Now, having just turned 100 years old, the Antioch resident has been recognized for his 42-month ordeal as a prisoner of war, thanks to the efforts of his friends at the Brentwood VFW Post #10789 and Congressman Jerry McNerney.
McNerney, Brentwood VFW Commander Steve Todd and Junior Vice Commander John Bradley helped obtain a POW award after doing research and requesting records to surprise Leonard during a birthday party last month.
Hundreds of Marines will join their British counterparts at a massive urban training center this summer that will test the leathernecks' ability to fight a tech-savvy enemy in a crowded city filled with innocent civilians.
The North Carolina-based Kilo Company, 3rd Battalion, 8th Marines, will test drones, robots and other high-tech equipment at Muscatatuck Urban Training Center near Butlerville, Indiana, in August.
They'll spend weeks weaving through underground tunnels and simulating fires in a mock packed downtown city center. They'll also face off against their peers, who will be equipped with off-the-shelf drones and other gadgets the enemy is now easily able to bring to the fight.
It's the start of a four-year effort, known as Project Metropolis, that leaders say will transform the way Marines train for urban battles. The effort is being led by the Marine Corps Warfighting Laboratory, based in Quantico, Virginia. It comes after service leaders identified a troubling problem following nearly two decades of war in the Middle East: adversaries have been studying their tactics and weaknesses, and now they know how to exploit them.

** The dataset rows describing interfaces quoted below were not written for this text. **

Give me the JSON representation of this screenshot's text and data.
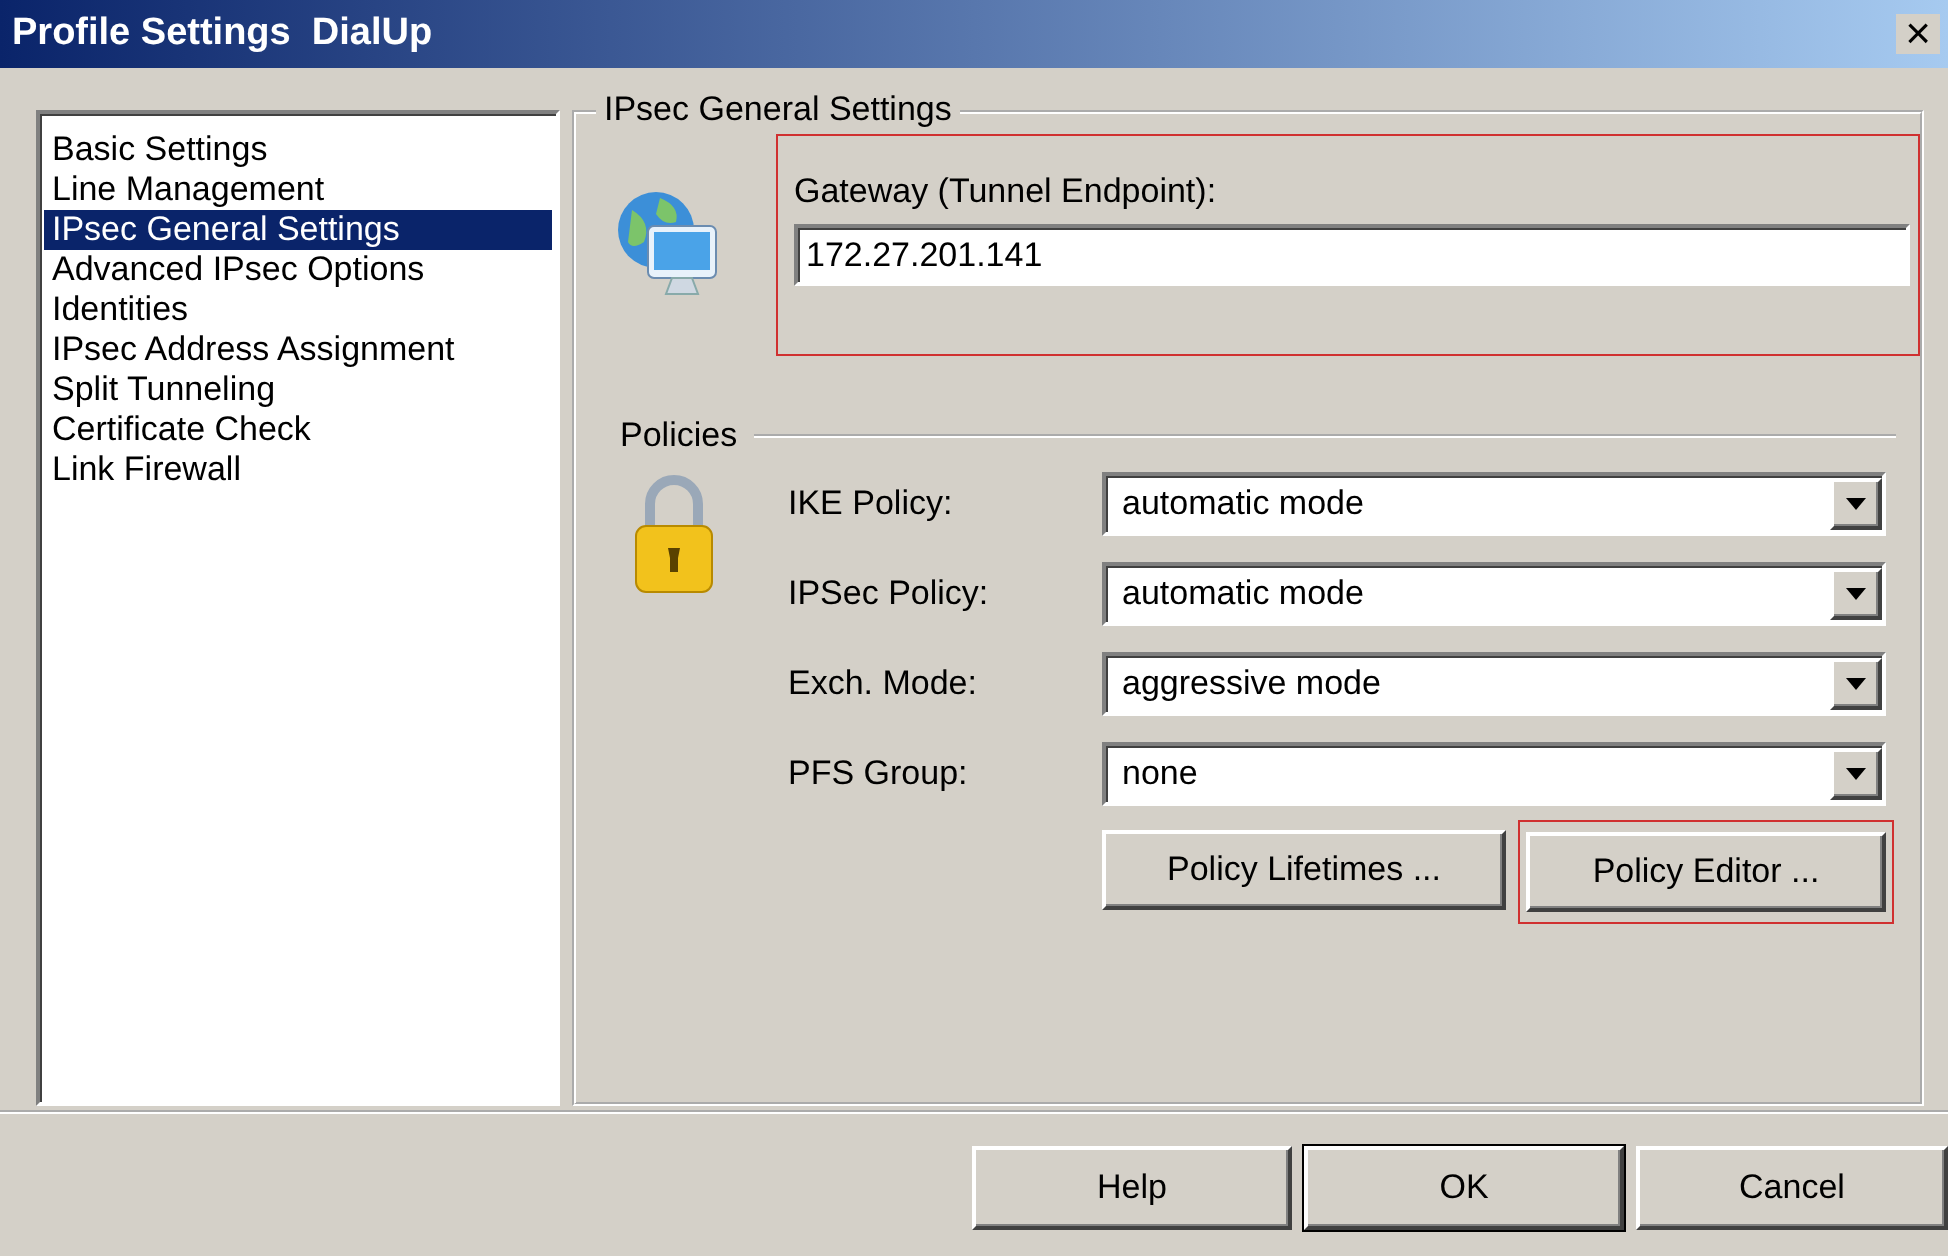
{
  "window": {
    "title": "Profile Settings  DialUp",
    "close": "×"
  },
  "sidebar": {
    "items": [
      {
        "label": "Basic Settings",
        "selected": false
      },
      {
        "label": "Line Management",
        "selected": false
      },
      {
        "label": "IPsec General Settings",
        "selected": true
      },
      {
        "label": "Advanced IPsec Options",
        "selected": false
      },
      {
        "label": "Identities",
        "selected": false
      },
      {
        "label": "IPsec Address Assignment",
        "selected": false
      },
      {
        "label": "Split Tunneling",
        "selected": false
      },
      {
        "label": "Certificate Check",
        "selected": false
      },
      {
        "label": "Link Firewall",
        "selected": false
      }
    ]
  },
  "group": {
    "title": "IPsec General Settings",
    "gateway": {
      "label": "Gateway (Tunnel Endpoint):",
      "value": "172.27.201.141",
      "highlighted": true
    },
    "policies": {
      "title": "Policies",
      "rows": [
        {
          "label": "IKE Policy:",
          "value": "automatic mode"
        },
        {
          "label": "IPSec Policy:",
          "value": "automatic mode"
        },
        {
          "label": "Exch. Mode:",
          "value": "aggressive mode"
        },
        {
          "label": "PFS Group:",
          "value": "none"
        }
      ],
      "buttons": [
        {
          "label": "Policy Lifetimes ...",
          "highlighted": false
        },
        {
          "label": "Policy Editor ...",
          "highlighted": true
        }
      ]
    }
  },
  "buttons": [
    {
      "label": "Help",
      "default": false
    },
    {
      "label": "OK",
      "default": true
    },
    {
      "label": "Cancel",
      "default": false
    }
  ]
}
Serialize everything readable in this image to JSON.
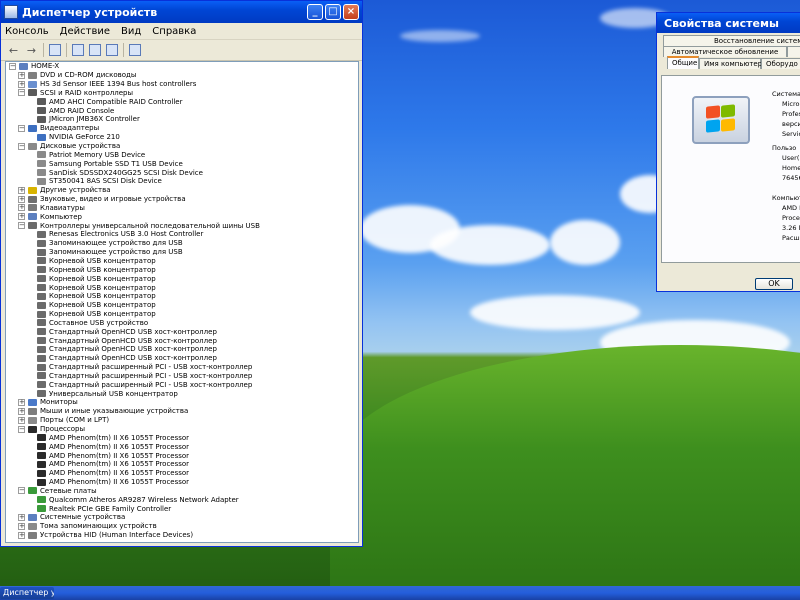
{
  "device_manager": {
    "title": "Диспетчер устройств",
    "menu": [
      "Консоль",
      "Действие",
      "Вид",
      "Справка"
    ],
    "tree": [
      {
        "level": 0,
        "exp": "−",
        "icon": "computer-icon",
        "color": "#5c7fbf",
        "text": "HOME-X"
      },
      {
        "level": 1,
        "exp": "+",
        "icon": "dvd-drive-icon",
        "color": "#7f7f7f",
        "text": "DVD и CD-ROM дисководы"
      },
      {
        "level": 1,
        "exp": "+",
        "icon": "firewire-icon",
        "color": "#6a8fcf",
        "text": "HS 3d Sensor IEEE 1394 Bus host controllers"
      },
      {
        "level": 1,
        "exp": "−",
        "icon": "scsi-controller-icon",
        "color": "#5b5b5b",
        "text": "SCSI и RAID контроллеры"
      },
      {
        "level": 2,
        "exp": "",
        "icon": "scsi-controller-icon",
        "color": "#5b5b5b",
        "text": "AMD AHCI Compatible RAID Controller"
      },
      {
        "level": 2,
        "exp": "",
        "icon": "scsi-controller-icon",
        "color": "#5b5b5b",
        "text": "AMD RAID Console"
      },
      {
        "level": 2,
        "exp": "",
        "icon": "scsi-controller-icon",
        "color": "#5b5b5b",
        "text": "JMicron JMB36X Controller"
      },
      {
        "level": 1,
        "exp": "−",
        "icon": "display-adapter-icon",
        "color": "#3d6fc0",
        "text": "Видеоадаптеры"
      },
      {
        "level": 2,
        "exp": "",
        "icon": "display-adapter-icon",
        "color": "#3d6fc0",
        "text": "NVIDIA GeForce 210"
      },
      {
        "level": 1,
        "exp": "−",
        "icon": "disk-drive-icon",
        "color": "#8a8a8a",
        "text": "Дисковые устройства"
      },
      {
        "level": 2,
        "exp": "",
        "icon": "disk-drive-icon",
        "color": "#8a8a8a",
        "text": "Patriot Memory USB Device"
      },
      {
        "level": 2,
        "exp": "",
        "icon": "disk-drive-icon",
        "color": "#8a8a8a",
        "text": "Samsung Portable SSD T1 USB Device"
      },
      {
        "level": 2,
        "exp": "",
        "icon": "disk-drive-icon",
        "color": "#8a8a8a",
        "text": "SanDisk SDSSDX240GG25 SCSI Disk Device"
      },
      {
        "level": 2,
        "exp": "",
        "icon": "disk-drive-icon",
        "color": "#8a8a8a",
        "text": "ST350041 8AS SCSI Disk Device"
      },
      {
        "level": 1,
        "exp": "+",
        "icon": "unknown-device-icon",
        "color": "#d9b400",
        "text": "Другие устройства"
      },
      {
        "level": 1,
        "exp": "+",
        "icon": "sound-icon",
        "color": "#6f6f6f",
        "text": "Звуковые, видео и игровые устройства"
      },
      {
        "level": 1,
        "exp": "+",
        "icon": "keyboard-icon",
        "color": "#7a7a7a",
        "text": "Клавиатуры"
      },
      {
        "level": 1,
        "exp": "+",
        "icon": "computer-icon",
        "color": "#5c7fbf",
        "text": "Компьютер"
      },
      {
        "level": 1,
        "exp": "−",
        "icon": "usb-controller-icon",
        "color": "#6b6b6b",
        "text": "Контроллеры универсальной последовательной шины USB"
      },
      {
        "level": 2,
        "exp": "",
        "icon": "usb-controller-icon",
        "color": "#6b6b6b",
        "text": "Renesas Electronics USB 3.0 Host Controller"
      },
      {
        "level": 2,
        "exp": "",
        "icon": "usb-controller-icon",
        "color": "#6b6b6b",
        "text": "Запоминающее устройство для USB"
      },
      {
        "level": 2,
        "exp": "",
        "icon": "usb-controller-icon",
        "color": "#6b6b6b",
        "text": "Запоминающее устройство для USB"
      },
      {
        "level": 2,
        "exp": "",
        "icon": "usb-controller-icon",
        "color": "#6b6b6b",
        "text": "Корневой USB концентратор"
      },
      {
        "level": 2,
        "exp": "",
        "icon": "usb-controller-icon",
        "color": "#6b6b6b",
        "text": "Корневой USB концентратор"
      },
      {
        "level": 2,
        "exp": "",
        "icon": "usb-controller-icon",
        "color": "#6b6b6b",
        "text": "Корневой USB концентратор"
      },
      {
        "level": 2,
        "exp": "",
        "icon": "usb-controller-icon",
        "color": "#6b6b6b",
        "text": "Корневой USB концентратор"
      },
      {
        "level": 2,
        "exp": "",
        "icon": "usb-controller-icon",
        "color": "#6b6b6b",
        "text": "Корневой USB концентратор"
      },
      {
        "level": 2,
        "exp": "",
        "icon": "usb-controller-icon",
        "color": "#6b6b6b",
        "text": "Корневой USB концентратор"
      },
      {
        "level": 2,
        "exp": "",
        "icon": "usb-controller-icon",
        "color": "#6b6b6b",
        "text": "Корневой USB концентратор"
      },
      {
        "level": 2,
        "exp": "",
        "icon": "usb-controller-icon",
        "color": "#6b6b6b",
        "text": "Составное USB устройство"
      },
      {
        "level": 2,
        "exp": "",
        "icon": "usb-controller-icon",
        "color": "#6b6b6b",
        "text": "Стандартный OpenHCD USB хост-контроллер"
      },
      {
        "level": 2,
        "exp": "",
        "icon": "usb-controller-icon",
        "color": "#6b6b6b",
        "text": "Стандартный OpenHCD USB хост-контроллер"
      },
      {
        "level": 2,
        "exp": "",
        "icon": "usb-controller-icon",
        "color": "#6b6b6b",
        "text": "Стандартный OpenHCD USB хост-контроллер"
      },
      {
        "level": 2,
        "exp": "",
        "icon": "usb-controller-icon",
        "color": "#6b6b6b",
        "text": "Стандартный OpenHCD USB хост-контроллер"
      },
      {
        "level": 2,
        "exp": "",
        "icon": "usb-controller-icon",
        "color": "#6b6b6b",
        "text": "Стандартный расширенный PCI - USB хост-контроллер"
      },
      {
        "level": 2,
        "exp": "",
        "icon": "usb-controller-icon",
        "color": "#6b6b6b",
        "text": "Стандартный расширенный PCI - USB хост-контроллер"
      },
      {
        "level": 2,
        "exp": "",
        "icon": "usb-controller-icon",
        "color": "#6b6b6b",
        "text": "Стандартный расширенный PCI - USB хост-контроллер"
      },
      {
        "level": 2,
        "exp": "",
        "icon": "usb-controller-icon",
        "color": "#6b6b6b",
        "text": "Универсальный USB концентратор"
      },
      {
        "level": 1,
        "exp": "+",
        "icon": "monitor-icon",
        "color": "#4a79c9",
        "text": "Мониторы"
      },
      {
        "level": 1,
        "exp": "+",
        "icon": "mouse-icon",
        "color": "#7d7d7d",
        "text": "Мыши и иные указывающие устройства"
      },
      {
        "level": 1,
        "exp": "+",
        "icon": "port-icon",
        "color": "#8a8a8a",
        "text": "Порты (COM и LPT)"
      },
      {
        "level": 1,
        "exp": "−",
        "icon": "processor-icon",
        "color": "#2b2b2b",
        "text": "Процессоры"
      },
      {
        "level": 2,
        "exp": "",
        "icon": "processor-icon",
        "color": "#2b2b2b",
        "text": "AMD Phenom(tm) II X6 1055T Processor"
      },
      {
        "level": 2,
        "exp": "",
        "icon": "processor-icon",
        "color": "#2b2b2b",
        "text": "AMD Phenom(tm) II X6 1055T Processor"
      },
      {
        "level": 2,
        "exp": "",
        "icon": "processor-icon",
        "color": "#2b2b2b",
        "text": "AMD Phenom(tm) II X6 1055T Processor"
      },
      {
        "level": 2,
        "exp": "",
        "icon": "processor-icon",
        "color": "#2b2b2b",
        "text": "AMD Phenom(tm) II X6 1055T Processor"
      },
      {
        "level": 2,
        "exp": "",
        "icon": "processor-icon",
        "color": "#2b2b2b",
        "text": "AMD Phenom(tm) II X6 1055T Processor"
      },
      {
        "level": 2,
        "exp": "",
        "icon": "processor-icon",
        "color": "#2b2b2b",
        "text": "AMD Phenom(tm) II X6 1055T Processor"
      },
      {
        "level": 1,
        "exp": "−",
        "icon": "network-adapter-icon",
        "color": "#3a9a3a",
        "text": "Сетевые платы"
      },
      {
        "level": 2,
        "exp": "",
        "icon": "network-adapter-icon",
        "color": "#3a9a3a",
        "text": "Qualcomm Atheros AR9287 Wireless Network Adapter"
      },
      {
        "level": 2,
        "exp": "",
        "icon": "network-adapter-icon",
        "color": "#3a9a3a",
        "text": "Realtek PCIe GBE Family Controller"
      },
      {
        "level": 1,
        "exp": "+",
        "icon": "system-device-icon",
        "color": "#5c7fbf",
        "text": "Системные устройства"
      },
      {
        "level": 1,
        "exp": "+",
        "icon": "volume-icon",
        "color": "#8a8a8a",
        "text": "Тома запоминающих устройств"
      },
      {
        "level": 1,
        "exp": "+",
        "icon": "hid-icon",
        "color": "#7d7d7d",
        "text": "Устройства HID (Human Interface Devices)"
      }
    ]
  },
  "system_properties": {
    "title": "Свойства системы",
    "tabs_row1": [
      "Восстановление системы"
    ],
    "tabs_row2": [
      "Автоматическое обновление",
      ""
    ],
    "tabs_row3": [
      "Общие",
      "Имя компьютера",
      "Оборудо"
    ],
    "labels": {
      "system": "Система",
      "sys1": "Micro",
      "sys2": "Profes",
      "sys3": "верси",
      "sys4": "Service",
      "user_header": "Пользо",
      "user1": "User(R",
      "user2": "Home",
      "user3": "76456-",
      "computer_header": "Компьютер",
      "comp1": "AMD P",
      "comp2": "Proces",
      "comp3": "3.26 ГГ",
      "comp4": "Расши"
    },
    "ok_label": "OK"
  },
  "taskbar": {
    "item_label": "Диспетчер устройств"
  }
}
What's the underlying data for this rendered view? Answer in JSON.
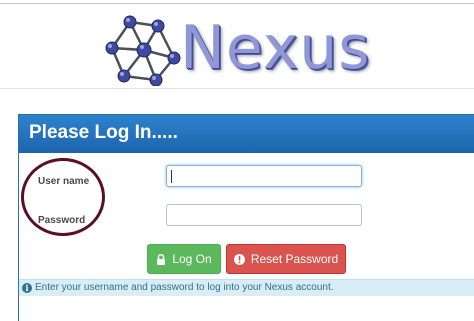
{
  "header": {
    "brand": "Nexus"
  },
  "login": {
    "title": "Please Log In.....",
    "username_label": "User name",
    "password_label": "Password",
    "username_value": "",
    "password_value": "",
    "logon_label": "Log On",
    "reset_label": "Reset Password",
    "info_text": "Enter your username and password to log into your Nexus account."
  },
  "icons": {
    "logo": "molecule-network-icon",
    "logon": "lock-icon",
    "reset": "exclamation-circle-icon",
    "info": "info-icon"
  },
  "colors": {
    "panel_header": "#1f6cb4",
    "logon_button": "#5cb85c",
    "reset_button": "#d9534f",
    "info_bar": "#d9edf7",
    "annotation_circle": "#5a1020",
    "brand_text": "#8f97d6"
  }
}
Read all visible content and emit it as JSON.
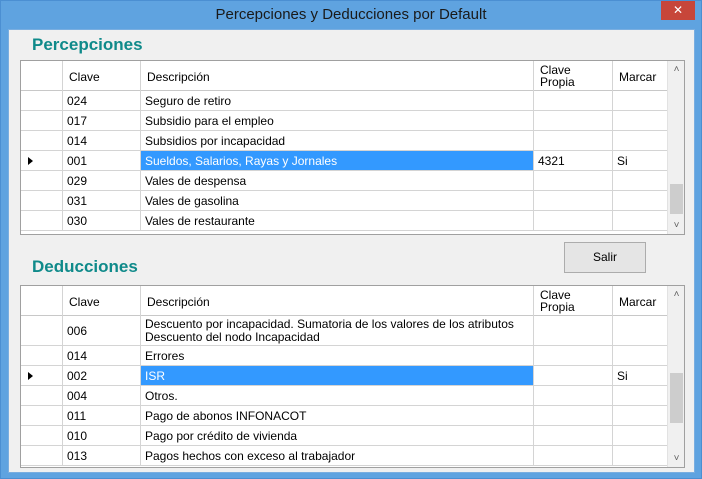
{
  "window": {
    "title": "Percepciones y Deducciones por Default",
    "close_label": "✕"
  },
  "percepciones": {
    "title": "Percepciones",
    "headers": {
      "clave": "Clave",
      "descripcion": "Descripción",
      "clave_propia": "Clave Propia",
      "marcar": "Marcar"
    },
    "rows": [
      {
        "clave": "024",
        "descripcion": "Seguro de retiro",
        "clave_propia": "",
        "marcar": ""
      },
      {
        "clave": "017",
        "descripcion": "Subsidio para el empleo",
        "clave_propia": "",
        "marcar": ""
      },
      {
        "clave": "014",
        "descripcion": "Subsidios por incapacidad",
        "clave_propia": "",
        "marcar": ""
      },
      {
        "clave": "001",
        "descripcion": "Sueldos, Salarios, Rayas y Jornales",
        "clave_propia": "4321",
        "marcar": "Si",
        "selected": true
      },
      {
        "clave": "029",
        "descripcion": "Vales de despensa",
        "clave_propia": "",
        "marcar": ""
      },
      {
        "clave": "031",
        "descripcion": "Vales de gasolina",
        "clave_propia": "",
        "marcar": ""
      },
      {
        "clave": "030",
        "descripcion": "Vales de restaurante",
        "clave_propia": "",
        "marcar": ""
      }
    ]
  },
  "deducciones": {
    "title": "Deducciones",
    "headers": {
      "clave": "Clave",
      "descripcion": "Descripción",
      "clave_propia": "Clave Propia",
      "marcar": "Marcar"
    },
    "rows": [
      {
        "clave": "006",
        "descripcion": "Descuento por incapacidad.  Sumatoria de los valores de los atributos Descuento del nodo Incapacidad",
        "clave_propia": "",
        "marcar": ""
      },
      {
        "clave": "014",
        "descripcion": "Errores",
        "clave_propia": "",
        "marcar": ""
      },
      {
        "clave": "002",
        "descripcion": "ISR",
        "clave_propia": "",
        "marcar": "Si",
        "selected": true
      },
      {
        "clave": "004",
        "descripcion": "Otros.",
        "clave_propia": "",
        "marcar": ""
      },
      {
        "clave": "011",
        "descripcion": "Pago de abonos INFONACOT",
        "clave_propia": "",
        "marcar": ""
      },
      {
        "clave": "010",
        "descripcion": "Pago por crédito de vivienda",
        "clave_propia": "",
        "marcar": ""
      },
      {
        "clave": "013",
        "descripcion": "Pagos hechos con exceso al trabajador",
        "clave_propia": "",
        "marcar": ""
      }
    ]
  },
  "buttons": {
    "salir": "Salir"
  }
}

WASHINGTON/RIYADH (Reuters) - President Donald Trump imposed new U.S. sanctions onIran on Monday following Tehran's downing of an unmanned American drone and said the measures would target Iranian Supreme Leader Ayatollah Ali Khamenei.
Trump told reporters he was signing an executive order for the sanctions amid tensions between the United States and Iran that have grown since May, when Washington ordered all countries to halt imports of Iranian oil.
Trump also said the sanctions would have been imposed regardless of the incident over the drone. He said the supreme leaders was ultimately responsible for what Trump called "the hostile conduct of the regime."
"Sanctions imposed through the executive order ... will deny the Supreme Leader and the Supreme Leader's office, and those closely affiliated with him and the office, access to key financial resources and support," Trump said.
While it can be difficult to peg down just how star-spangled a state is, one indicator is the rate at which citizens enlist in the military, especially during the United States' longest period of sustained conflict. At least, that's the thinking behind WalletHub's new study, 2019's Most Patriotic States in America.